• INSTRUCTIONS FOR THE TASK
Would you go through the records below and copy each line with the string "Road"?

• Source records
***

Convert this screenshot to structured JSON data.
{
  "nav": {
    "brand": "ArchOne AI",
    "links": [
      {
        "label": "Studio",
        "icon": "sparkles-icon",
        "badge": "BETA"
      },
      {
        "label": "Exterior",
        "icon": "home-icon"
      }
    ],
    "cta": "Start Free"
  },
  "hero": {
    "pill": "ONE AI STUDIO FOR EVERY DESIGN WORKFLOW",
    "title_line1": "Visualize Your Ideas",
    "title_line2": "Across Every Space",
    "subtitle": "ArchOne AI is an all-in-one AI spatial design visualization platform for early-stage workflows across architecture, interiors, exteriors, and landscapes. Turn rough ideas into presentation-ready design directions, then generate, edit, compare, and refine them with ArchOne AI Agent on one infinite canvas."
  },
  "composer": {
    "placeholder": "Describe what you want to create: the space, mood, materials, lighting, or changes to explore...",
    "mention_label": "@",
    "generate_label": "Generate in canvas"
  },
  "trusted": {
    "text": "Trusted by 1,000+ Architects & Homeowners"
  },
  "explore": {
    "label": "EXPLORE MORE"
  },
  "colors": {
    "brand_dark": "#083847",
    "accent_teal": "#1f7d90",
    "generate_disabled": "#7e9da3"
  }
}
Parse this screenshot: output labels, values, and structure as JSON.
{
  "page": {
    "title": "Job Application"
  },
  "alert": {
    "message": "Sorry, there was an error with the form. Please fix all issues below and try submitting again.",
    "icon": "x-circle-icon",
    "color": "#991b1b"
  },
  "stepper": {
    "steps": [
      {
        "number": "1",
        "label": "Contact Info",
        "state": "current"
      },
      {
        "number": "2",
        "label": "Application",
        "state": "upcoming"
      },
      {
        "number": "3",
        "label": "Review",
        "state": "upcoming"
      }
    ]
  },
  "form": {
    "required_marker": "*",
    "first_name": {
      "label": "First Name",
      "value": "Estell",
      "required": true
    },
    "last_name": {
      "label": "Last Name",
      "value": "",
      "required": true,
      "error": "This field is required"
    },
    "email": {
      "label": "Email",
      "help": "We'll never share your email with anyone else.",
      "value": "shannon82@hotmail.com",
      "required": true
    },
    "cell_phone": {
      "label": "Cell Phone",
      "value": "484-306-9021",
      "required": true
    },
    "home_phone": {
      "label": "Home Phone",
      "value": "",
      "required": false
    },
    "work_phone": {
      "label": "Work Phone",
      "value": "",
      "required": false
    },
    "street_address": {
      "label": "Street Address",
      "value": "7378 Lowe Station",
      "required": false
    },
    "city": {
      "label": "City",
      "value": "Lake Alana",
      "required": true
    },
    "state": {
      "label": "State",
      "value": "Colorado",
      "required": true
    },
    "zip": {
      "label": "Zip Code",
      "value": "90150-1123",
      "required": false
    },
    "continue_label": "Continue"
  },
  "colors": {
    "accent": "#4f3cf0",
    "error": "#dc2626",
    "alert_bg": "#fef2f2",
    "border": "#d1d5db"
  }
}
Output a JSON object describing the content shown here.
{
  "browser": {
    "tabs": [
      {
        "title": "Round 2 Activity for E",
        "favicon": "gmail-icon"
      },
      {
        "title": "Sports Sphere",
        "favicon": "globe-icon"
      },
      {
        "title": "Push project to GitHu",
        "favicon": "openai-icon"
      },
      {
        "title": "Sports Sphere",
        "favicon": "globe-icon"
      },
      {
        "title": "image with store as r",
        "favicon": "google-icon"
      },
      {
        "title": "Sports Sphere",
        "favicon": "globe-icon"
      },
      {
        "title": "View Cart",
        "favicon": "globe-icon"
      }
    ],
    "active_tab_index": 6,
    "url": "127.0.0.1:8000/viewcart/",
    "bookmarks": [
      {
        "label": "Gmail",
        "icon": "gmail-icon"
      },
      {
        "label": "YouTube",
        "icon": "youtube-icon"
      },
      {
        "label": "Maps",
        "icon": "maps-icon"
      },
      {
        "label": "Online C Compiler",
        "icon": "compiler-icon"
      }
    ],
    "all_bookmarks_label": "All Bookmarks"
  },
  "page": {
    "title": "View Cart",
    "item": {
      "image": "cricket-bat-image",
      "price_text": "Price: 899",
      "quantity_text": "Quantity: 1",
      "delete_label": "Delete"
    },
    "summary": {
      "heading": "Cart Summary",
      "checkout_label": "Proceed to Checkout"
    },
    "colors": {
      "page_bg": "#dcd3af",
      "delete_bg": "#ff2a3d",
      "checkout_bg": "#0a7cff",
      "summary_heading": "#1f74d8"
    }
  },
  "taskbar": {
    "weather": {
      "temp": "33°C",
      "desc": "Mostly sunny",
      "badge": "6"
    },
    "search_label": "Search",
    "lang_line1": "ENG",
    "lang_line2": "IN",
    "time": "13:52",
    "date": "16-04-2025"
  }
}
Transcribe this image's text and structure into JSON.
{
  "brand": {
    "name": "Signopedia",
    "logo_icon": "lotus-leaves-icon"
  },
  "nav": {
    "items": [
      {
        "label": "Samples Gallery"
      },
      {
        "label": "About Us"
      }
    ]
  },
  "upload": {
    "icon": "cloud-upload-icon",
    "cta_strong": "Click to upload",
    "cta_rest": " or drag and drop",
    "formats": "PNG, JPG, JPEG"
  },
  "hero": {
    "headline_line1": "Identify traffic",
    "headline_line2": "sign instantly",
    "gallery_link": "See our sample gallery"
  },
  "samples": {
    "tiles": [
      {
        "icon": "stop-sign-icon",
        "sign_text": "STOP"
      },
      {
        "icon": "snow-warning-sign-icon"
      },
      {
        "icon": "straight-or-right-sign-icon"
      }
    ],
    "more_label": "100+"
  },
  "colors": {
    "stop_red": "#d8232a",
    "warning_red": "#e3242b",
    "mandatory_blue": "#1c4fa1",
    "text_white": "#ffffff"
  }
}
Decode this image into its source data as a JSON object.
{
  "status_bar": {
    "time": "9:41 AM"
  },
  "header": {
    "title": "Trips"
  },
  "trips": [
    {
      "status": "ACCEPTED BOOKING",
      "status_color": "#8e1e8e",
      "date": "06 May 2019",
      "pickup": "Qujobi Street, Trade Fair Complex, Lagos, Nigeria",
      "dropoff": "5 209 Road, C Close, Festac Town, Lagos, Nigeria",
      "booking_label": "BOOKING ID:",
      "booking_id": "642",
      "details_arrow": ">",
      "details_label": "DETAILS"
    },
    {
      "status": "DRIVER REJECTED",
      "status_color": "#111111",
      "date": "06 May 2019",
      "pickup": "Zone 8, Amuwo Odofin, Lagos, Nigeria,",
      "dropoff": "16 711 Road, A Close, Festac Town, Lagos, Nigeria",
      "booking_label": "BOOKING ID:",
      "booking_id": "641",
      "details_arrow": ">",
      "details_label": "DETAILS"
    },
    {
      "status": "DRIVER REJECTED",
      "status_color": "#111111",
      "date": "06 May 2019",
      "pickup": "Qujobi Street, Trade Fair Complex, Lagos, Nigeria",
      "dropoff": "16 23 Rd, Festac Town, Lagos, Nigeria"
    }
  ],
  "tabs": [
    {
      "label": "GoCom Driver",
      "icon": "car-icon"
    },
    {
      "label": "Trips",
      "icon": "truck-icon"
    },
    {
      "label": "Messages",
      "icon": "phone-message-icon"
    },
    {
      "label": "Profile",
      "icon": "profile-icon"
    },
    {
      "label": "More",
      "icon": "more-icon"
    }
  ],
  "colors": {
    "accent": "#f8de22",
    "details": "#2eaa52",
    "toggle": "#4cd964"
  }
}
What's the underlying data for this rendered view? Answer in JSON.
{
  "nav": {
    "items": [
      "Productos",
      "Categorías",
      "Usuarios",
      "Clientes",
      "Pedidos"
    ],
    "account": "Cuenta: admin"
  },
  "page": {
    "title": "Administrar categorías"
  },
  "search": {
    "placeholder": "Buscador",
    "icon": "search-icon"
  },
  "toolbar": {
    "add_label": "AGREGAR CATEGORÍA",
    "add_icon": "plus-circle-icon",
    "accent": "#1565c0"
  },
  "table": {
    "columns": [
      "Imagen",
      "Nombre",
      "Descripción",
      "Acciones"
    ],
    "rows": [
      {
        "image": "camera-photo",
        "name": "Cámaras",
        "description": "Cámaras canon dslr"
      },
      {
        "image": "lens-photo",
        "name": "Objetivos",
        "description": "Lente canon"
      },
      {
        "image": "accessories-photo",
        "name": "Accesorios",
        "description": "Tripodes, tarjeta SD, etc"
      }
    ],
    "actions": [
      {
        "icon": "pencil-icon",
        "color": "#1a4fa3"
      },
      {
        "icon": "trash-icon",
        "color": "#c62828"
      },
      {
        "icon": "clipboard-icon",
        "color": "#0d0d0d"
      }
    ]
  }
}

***

• REPLY TO THE TASK
      "dropoff": "5 209 Road, C Close, Festac Town, Lagos, Nigeria",
      "dropoff": "16 711 Road, A Close, Festac Town, Lagos, Nigeria",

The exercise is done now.